── Data extract
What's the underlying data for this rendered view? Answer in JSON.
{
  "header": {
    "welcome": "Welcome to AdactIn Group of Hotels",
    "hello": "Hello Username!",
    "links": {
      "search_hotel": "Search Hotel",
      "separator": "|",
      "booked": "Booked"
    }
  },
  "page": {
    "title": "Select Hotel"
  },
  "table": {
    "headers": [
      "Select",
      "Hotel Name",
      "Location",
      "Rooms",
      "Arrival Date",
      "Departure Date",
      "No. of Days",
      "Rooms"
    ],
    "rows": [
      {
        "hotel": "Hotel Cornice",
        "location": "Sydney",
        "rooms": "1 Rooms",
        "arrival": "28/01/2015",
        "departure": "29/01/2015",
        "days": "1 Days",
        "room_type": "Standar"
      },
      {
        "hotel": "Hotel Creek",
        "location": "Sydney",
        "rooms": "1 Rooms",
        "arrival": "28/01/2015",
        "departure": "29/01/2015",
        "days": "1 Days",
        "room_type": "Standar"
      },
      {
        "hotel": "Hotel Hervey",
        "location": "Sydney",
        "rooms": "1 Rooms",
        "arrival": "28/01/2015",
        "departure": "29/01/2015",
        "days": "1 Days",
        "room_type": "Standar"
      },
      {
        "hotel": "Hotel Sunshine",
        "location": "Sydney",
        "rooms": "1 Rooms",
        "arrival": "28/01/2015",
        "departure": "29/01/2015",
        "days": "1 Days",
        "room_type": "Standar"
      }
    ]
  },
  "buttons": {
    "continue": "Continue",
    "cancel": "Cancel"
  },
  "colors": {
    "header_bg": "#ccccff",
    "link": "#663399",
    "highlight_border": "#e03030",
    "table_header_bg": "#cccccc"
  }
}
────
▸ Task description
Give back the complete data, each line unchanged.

▸ Reply
What's the underlying data for this rendered view? Answer in JSON.
{
  "header": {
    "welcome": "Welcome to AdactIn Group of Hotels",
    "hello": "Hello Username!",
    "links": {
      "search_hotel": "Search Hotel",
      "separator": "|",
      "booked": "Booked"
    }
  },
  "page": {
    "title": "Select Hotel"
  },
  "table": {
    "headers": [
      "Select",
      "Hotel Name",
      "Location",
      "Rooms",
      "Arrival Date",
      "Departure Date",
      "No. of Days",
      "Rooms"
    ],
    "rows": [
      {
        "hotel": "Hotel Cornice",
        "location": "Sydney",
        "rooms": "1 Rooms",
        "arrival": "28/01/2015",
        "departure": "29/01/2015",
        "days": "1 Days",
        "room_type": "Standar"
      },
      {
        "hotel": "Hotel Creek",
        "location": "Sydney",
        "rooms": "1 Rooms",
        "arrival": "28/01/2015",
        "departure": "29/01/2015",
        "days": "1 Days",
        "room_type": "Standar"
      },
      {
        "hotel": "Hotel Hervey",
        "location": "Sydney",
        "rooms": "1 Rooms",
        "arrival": "28/01/2015",
        "departure": "29/01/2015",
        "days": "1 Days",
        "room_type": "Standar"
      },
      {
        "hotel": "Hotel Sunshine",
        "location": "Sydney",
        "rooms": "1 Rooms",
        "arrival": "28/01/2015",
        "departure": "29/01/2015",
        "days": "1 Days",
        "room_type": "Standar"
      }
    ]
  },
  "buttons": {
    "continue": "Continue",
    "cancel": "Cancel"
  },
  "colors": {
    "header_bg": "#ccccff",
    "link": "#663399",
    "highlight_border": "#e03030",
    "table_header_bg": "#cccccc"
  }
}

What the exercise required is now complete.